Parents are finding that as there are more and more
things for their kids to do on the computer and online, they are having
to create new rules and restrictions for how and when their kids use the
computer. Over half of parents (57 per cent) have guidelines about when
and how the computer is to be used and 48 per cent say they place time
limits or curfews on their kids’ Internet usage. 41 per cent say that
they have had to negotiate computer or Internet time in the household.

When it comes to learning about technology, some parents
(48 per cent) find that they are ahead of their kids while others (56
per cent) admit that they have learned at least some of what they know
about the Internet from their children.

The New Online Home

Canadian families are finding that new technology
has affected not only their family relationships, but how their homes
are set up to accommodate new technologies.
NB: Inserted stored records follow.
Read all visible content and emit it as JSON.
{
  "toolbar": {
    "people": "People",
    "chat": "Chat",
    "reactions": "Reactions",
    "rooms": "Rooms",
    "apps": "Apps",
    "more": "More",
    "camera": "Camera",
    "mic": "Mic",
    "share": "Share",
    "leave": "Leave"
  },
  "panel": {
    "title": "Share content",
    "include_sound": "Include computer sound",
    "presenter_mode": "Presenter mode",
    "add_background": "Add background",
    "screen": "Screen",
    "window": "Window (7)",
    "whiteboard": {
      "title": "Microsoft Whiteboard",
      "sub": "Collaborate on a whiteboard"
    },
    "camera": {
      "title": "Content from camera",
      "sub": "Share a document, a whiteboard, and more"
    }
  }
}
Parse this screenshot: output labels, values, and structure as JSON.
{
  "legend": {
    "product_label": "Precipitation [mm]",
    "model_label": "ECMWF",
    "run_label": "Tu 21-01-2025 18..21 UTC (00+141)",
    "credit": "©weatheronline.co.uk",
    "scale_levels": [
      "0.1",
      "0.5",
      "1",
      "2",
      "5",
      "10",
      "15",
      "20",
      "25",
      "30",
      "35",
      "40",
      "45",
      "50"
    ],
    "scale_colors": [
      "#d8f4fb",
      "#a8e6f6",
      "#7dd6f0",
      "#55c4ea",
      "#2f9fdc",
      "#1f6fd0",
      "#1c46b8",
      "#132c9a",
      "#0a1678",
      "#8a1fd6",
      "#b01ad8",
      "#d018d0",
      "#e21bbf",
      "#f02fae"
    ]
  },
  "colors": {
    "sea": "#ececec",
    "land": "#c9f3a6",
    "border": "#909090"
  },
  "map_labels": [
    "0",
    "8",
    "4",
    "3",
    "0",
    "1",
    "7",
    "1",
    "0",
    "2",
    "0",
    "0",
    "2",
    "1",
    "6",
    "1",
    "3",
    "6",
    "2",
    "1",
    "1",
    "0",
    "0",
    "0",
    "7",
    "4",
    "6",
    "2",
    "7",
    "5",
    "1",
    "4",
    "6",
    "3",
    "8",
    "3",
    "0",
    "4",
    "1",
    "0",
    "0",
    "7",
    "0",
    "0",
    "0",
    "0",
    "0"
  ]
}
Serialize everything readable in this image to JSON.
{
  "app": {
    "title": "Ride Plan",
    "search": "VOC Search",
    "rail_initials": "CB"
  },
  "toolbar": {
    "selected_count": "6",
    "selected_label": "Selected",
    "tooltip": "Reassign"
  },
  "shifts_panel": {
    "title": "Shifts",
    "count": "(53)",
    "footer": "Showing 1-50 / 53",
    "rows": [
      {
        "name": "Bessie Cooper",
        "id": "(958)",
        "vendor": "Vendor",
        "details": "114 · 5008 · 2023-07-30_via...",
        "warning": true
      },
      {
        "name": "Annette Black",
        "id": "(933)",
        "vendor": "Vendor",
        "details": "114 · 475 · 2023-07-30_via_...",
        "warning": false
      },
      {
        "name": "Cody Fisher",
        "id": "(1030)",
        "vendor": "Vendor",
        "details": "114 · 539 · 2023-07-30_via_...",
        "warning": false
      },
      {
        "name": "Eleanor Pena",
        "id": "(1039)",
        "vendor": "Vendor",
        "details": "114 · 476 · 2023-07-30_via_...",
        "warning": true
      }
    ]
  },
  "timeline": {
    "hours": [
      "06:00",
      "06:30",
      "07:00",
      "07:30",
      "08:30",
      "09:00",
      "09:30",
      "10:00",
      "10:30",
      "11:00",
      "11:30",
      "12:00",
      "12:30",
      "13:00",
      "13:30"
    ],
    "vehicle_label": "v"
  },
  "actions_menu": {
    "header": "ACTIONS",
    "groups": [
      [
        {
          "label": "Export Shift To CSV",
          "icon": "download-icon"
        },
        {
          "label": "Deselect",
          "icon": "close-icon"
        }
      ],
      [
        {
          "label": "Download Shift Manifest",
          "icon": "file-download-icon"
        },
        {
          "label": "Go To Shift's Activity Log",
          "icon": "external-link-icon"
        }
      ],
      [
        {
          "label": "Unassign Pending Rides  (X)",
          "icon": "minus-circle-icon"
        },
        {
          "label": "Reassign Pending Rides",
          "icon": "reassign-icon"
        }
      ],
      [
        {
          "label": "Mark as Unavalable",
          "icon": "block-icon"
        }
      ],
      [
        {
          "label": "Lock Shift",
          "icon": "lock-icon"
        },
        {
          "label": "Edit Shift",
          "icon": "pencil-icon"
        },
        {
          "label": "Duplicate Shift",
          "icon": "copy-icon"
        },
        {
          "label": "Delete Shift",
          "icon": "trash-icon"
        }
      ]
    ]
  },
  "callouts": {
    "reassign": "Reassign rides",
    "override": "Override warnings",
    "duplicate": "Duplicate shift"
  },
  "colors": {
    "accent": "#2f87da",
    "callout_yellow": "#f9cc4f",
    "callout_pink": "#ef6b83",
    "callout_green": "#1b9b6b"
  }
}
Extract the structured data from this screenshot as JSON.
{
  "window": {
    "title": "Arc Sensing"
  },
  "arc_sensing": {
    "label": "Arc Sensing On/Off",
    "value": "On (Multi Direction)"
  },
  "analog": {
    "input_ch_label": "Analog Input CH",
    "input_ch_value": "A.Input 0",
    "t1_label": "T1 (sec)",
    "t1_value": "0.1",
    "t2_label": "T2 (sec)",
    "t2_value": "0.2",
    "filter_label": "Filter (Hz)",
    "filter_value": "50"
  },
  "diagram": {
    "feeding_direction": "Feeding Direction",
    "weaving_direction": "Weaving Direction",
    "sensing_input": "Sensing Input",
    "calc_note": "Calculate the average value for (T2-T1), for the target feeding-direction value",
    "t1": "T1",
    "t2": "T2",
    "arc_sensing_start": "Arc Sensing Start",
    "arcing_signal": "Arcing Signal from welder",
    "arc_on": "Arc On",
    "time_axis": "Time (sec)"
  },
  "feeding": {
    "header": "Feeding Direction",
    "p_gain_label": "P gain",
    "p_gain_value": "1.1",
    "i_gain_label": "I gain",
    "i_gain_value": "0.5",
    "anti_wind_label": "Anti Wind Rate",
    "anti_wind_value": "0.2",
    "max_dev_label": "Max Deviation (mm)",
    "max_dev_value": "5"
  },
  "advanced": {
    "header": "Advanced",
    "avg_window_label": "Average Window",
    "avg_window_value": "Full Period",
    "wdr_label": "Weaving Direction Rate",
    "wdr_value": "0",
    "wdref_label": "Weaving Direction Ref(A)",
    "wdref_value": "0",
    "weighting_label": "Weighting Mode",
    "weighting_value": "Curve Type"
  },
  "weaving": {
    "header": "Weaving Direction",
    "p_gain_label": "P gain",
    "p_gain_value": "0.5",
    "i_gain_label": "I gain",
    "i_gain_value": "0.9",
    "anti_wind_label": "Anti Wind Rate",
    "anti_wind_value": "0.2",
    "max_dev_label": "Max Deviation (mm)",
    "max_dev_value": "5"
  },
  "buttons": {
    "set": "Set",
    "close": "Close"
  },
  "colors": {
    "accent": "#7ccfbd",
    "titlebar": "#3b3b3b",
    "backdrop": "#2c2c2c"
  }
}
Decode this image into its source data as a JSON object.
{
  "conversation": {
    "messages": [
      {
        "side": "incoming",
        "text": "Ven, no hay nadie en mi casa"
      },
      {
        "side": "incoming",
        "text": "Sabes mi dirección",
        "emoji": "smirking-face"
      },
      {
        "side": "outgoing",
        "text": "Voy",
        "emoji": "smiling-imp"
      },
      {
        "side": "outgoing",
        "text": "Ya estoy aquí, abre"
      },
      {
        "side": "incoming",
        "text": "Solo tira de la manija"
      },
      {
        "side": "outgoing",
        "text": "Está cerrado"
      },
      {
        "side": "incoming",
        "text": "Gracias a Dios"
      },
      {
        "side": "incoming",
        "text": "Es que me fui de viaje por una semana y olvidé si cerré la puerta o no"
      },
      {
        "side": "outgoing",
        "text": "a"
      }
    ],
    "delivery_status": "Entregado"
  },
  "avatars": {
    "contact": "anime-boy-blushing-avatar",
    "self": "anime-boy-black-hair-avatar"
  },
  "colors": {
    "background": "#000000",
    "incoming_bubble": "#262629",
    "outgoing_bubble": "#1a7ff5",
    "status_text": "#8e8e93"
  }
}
Just over one-in-three parents
(37 per cent) say that they have redesigned, reconfigured or renovated
a portion of their living space to accommodate their computer(s).

Home area networks (HANs) have also become much more
prevalent with 43 per cent of families with two more computers in the
home having turned to networking the PCs together, in order to share peripherals
such as a colour printer, a scanner or high-speed Internet connection.

Balancing Work and Family in the Online Household

The growth of the Internet and the emergence of new
technologies has made the balance between work and family life much easier
for many Canadian families. 72 per cent of the parents surveyed agreed
that telecommuting allows them to spend more time with their family.

Many household chores that used to require leaving
the house can now be done online. Over half of parents with a home Internet
connection have purchased an item directly online (59 per cent) and 57
per cent have conducted online banking transactions. Over half of parents
(58 per cent) also agree that banking or shopping online has allowed them
to spend more time at home with their kids.

For more detailed survey results, please visit:

According to an October 2001 Canadian Marketing Association (CMA)
report, conducted by IBM Canada, 86% of large companies in Canada have expanded their presence online in the past year. The CMA also found that 80% of medium-sized companies
have expanded online and 65% of small companies have done the same. What
kind of online marketing initiatives have companies used? Banners and
interstitials and e-mail marketing are the most common e-marketing applications
for all businesses.

The CMA surveyed 452 member and non-member small, medium and large companies.
It found that the greatest impediments companies faced in developing customer
relationship management (CRM) solutions were internal company views (45%)
and lack of funding (42%).

The survey also determined that 25% of companies do not track their performance
online, hence, there is significant opportunity for marketing online in

To put the CMA percentages into perspective in terms of ad spending in
Canada, eMarketer’s Online Advertising Report presents data from
different research firms. Though Forrester believes total spending in
2001 will hit $101 million, eMarketer predicts it will be even larger
at $145.8 million.